───── Source data
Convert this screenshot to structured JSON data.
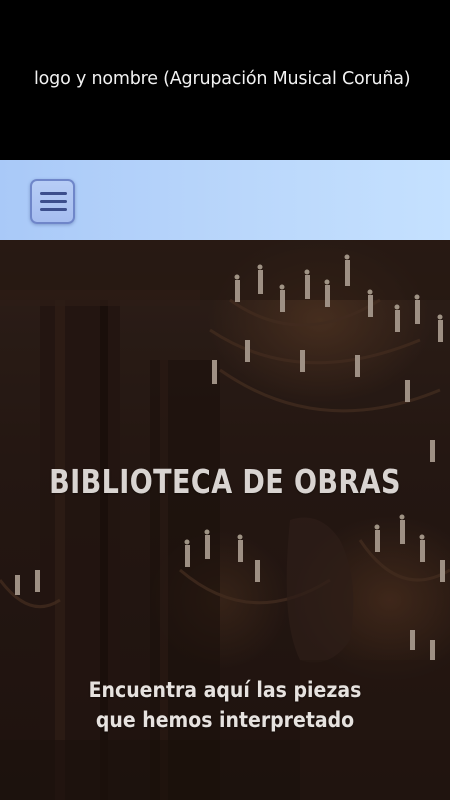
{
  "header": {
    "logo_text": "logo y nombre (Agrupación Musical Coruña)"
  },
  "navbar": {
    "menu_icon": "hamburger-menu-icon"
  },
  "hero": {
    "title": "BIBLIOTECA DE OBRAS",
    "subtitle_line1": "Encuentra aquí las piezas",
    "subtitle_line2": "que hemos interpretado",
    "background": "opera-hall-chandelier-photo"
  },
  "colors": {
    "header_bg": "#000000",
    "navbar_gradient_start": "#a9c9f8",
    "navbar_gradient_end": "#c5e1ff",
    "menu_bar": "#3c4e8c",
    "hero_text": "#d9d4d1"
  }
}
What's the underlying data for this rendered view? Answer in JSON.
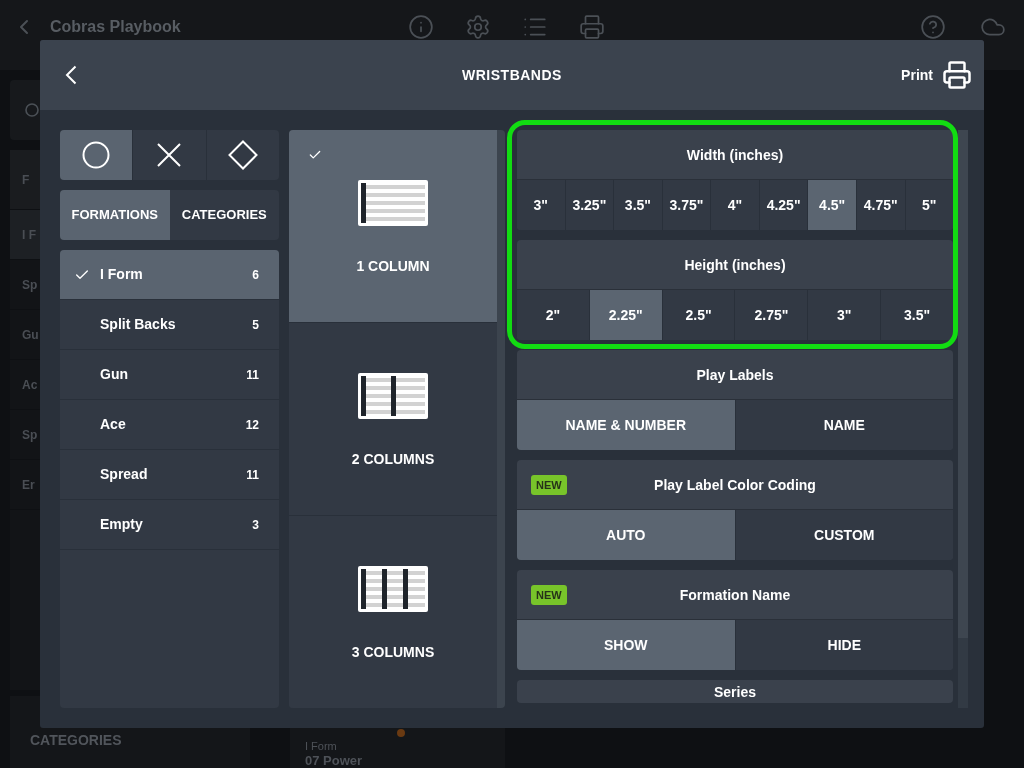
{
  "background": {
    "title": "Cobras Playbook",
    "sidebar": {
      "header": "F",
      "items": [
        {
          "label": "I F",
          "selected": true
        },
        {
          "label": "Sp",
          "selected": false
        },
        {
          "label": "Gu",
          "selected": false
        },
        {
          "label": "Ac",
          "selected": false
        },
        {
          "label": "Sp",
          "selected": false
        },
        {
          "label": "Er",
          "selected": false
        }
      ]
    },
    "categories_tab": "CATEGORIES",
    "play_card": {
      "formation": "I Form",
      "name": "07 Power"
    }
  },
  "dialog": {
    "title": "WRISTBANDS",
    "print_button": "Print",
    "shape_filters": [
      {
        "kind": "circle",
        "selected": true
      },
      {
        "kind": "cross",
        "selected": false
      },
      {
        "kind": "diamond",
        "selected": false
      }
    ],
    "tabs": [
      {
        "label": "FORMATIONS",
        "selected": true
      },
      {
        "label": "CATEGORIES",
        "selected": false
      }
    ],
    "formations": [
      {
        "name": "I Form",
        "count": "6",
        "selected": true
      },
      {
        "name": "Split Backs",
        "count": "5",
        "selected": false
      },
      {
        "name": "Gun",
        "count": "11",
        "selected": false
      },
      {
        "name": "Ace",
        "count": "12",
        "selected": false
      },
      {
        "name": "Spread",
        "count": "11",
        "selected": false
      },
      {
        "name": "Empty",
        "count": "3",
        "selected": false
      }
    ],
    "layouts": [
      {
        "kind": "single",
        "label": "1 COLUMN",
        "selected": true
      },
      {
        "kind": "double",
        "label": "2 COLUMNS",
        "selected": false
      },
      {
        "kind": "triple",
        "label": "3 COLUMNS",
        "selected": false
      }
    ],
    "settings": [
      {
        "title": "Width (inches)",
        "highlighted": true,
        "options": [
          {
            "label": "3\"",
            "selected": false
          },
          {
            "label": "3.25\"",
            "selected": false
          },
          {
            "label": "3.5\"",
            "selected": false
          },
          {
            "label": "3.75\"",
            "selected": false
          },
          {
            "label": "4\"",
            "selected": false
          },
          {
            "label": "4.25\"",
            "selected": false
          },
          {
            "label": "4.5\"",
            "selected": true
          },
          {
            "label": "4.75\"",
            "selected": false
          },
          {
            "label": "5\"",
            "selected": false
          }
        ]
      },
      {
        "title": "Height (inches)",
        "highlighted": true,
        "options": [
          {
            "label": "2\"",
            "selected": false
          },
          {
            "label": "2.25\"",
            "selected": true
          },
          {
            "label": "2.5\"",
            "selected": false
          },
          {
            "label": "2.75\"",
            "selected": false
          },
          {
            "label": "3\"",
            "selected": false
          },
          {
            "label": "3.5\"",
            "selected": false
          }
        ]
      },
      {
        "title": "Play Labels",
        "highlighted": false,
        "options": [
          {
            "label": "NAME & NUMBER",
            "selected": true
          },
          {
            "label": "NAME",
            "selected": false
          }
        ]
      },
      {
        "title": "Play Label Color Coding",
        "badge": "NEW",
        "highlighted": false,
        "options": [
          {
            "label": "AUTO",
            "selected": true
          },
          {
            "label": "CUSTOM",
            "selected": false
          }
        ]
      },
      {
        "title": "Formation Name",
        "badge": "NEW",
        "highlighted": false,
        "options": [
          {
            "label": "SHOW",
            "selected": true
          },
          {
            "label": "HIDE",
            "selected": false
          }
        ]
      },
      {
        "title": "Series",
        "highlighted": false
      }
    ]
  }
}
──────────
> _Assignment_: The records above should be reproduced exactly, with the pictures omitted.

> _Solved exercise_:
Convert this screenshot to structured JSON data.
{
  "header": {
    "logo_text": "logo y nombre (Agrupación Musical Coruña)"
  },
  "navbar": {
    "menu_icon": "hamburger-menu-icon"
  },
  "hero": {
    "title": "BIBLIOTECA DE OBRAS",
    "subtitle_line1": "Encuentra aquí las piezas",
    "subtitle_line2": "que hemos interpretado",
    "background": "opera-hall-chandelier-photo"
  },
  "colors": {
    "header_bg": "#000000",
    "navbar_gradient_start": "#a9c9f8",
    "navbar_gradient_end": "#c5e1ff",
    "menu_bar": "#3c4e8c",
    "hero_text": "#d9d4d1"
  }
}
What's the underlying data for this rendered view? Answer in JSON.
{
  "background": {
    "title": "Cobras Playbook",
    "sidebar": {
      "header": "F",
      "items": [
        {
          "label": "I F",
          "selected": true
        },
        {
          "label": "Sp",
          "selected": false
        },
        {
          "label": "Gu",
          "selected": false
        },
        {
          "label": "Ac",
          "selected": false
        },
        {
          "label": "Sp",
          "selected": false
        },
        {
          "label": "Er",
          "selected": false
        }
      ]
    },
    "categories_tab": "CATEGORIES",
    "play_card": {
      "formation": "I Form",
      "name": "07 Power"
    }
  },
  "dialog": {
    "title": "WRISTBANDS",
    "print_button": "Print",
    "shape_filters": [
      {
        "kind": "circle",
        "selected": true
      },
      {
        "kind": "cross",
        "selected": false
      },
      {
        "kind": "diamond",
        "selected": false
      }
    ],
    "tabs": [
      {
        "label": "FORMATIONS",
        "selected": true
      },
      {
        "label": "CATEGORIES",
        "selected": false
      }
    ],
    "formations": [
      {
        "name": "I Form",
        "count": "6",
        "selected": true
      },
      {
        "name": "Split Backs",
        "count": "5",
        "selected": false
      },
      {
        "name": "Gun",
        "count": "11",
        "selected": false
      },
      {
        "name": "Ace",
        "count": "12",
        "selected": false
      },
      {
        "name": "Spread",
        "count": "11",
        "selected": false
      },
      {
        "name": "Empty",
        "count": "3",
        "selected": false
      }
    ],
    "layouts": [
      {
        "kind": "single",
        "label": "1 COLUMN",
        "selected": true
      },
      {
        "kind": "double",
        "label": "2 COLUMNS",
        "selected": false
      },
      {
        "kind": "triple",
        "label": "3 COLUMNS",
        "selected": false
      }
    ],
    "settings": [
      {
        "title": "Width (inches)",
        "highlighted": true,
        "options": [
          {
            "label": "3\"",
            "selected": false
          },
          {
            "label": "3.25\"",
            "selected": false
          },
          {
            "label": "3.5\"",
            "selected": false
          },
          {
            "label": "3.75\"",
            "selected": false
          },
          {
            "label": "4\"",
            "selected": false
          },
          {
            "label": "4.25\"",
            "selected": false
          },
          {
            "label": "4.5\"",
            "selected": true
          },
          {
            "label": "4.75\"",
            "selected": false
          },
          {
            "label": "5\"",
            "selected": false
          }
        ]
      },
      {
        "title": "Height (inches)",
        "highlighted": true,
        "options": [
          {
            "label": "2\"",
            "selected": false
          },
          {
            "label": "2.25\"",
            "selected": true
          },
          {
            "label": "2.5\"",
            "selected": false
          },
          {
            "label": "2.75\"",
            "selected": false
          },
          {
            "label": "3\"",
            "selected": false
          },
          {
            "label": "3.5\"",
            "selected": false
          }
        ]
      },
      {
        "title": "Play Labels",
        "highlighted": false,
        "options": [
          {
            "label": "NAME & NUMBER",
            "selected": true
          },
          {
            "label": "NAME",
            "selected": false
          }
        ]
      },
      {
        "title": "Play Label Color Coding",
        "badge": "NEW",
        "highlighted": false,
        "options": [
          {
            "label": "AUTO",
            "selected": true
          },
          {
            "label": "CUSTOM",
            "selected": false
          }
        ]
      },
      {
        "title": "Formation Name",
        "badge": "NEW",
        "highlighted": false,
        "options": [
          {
            "label": "SHOW",
            "selected": true
          },
          {
            "label": "HIDE",
            "selected": false
          }
        ]
      },
      {
        "title": "Series",
        "highlighted": false
      }
    ]
  }
}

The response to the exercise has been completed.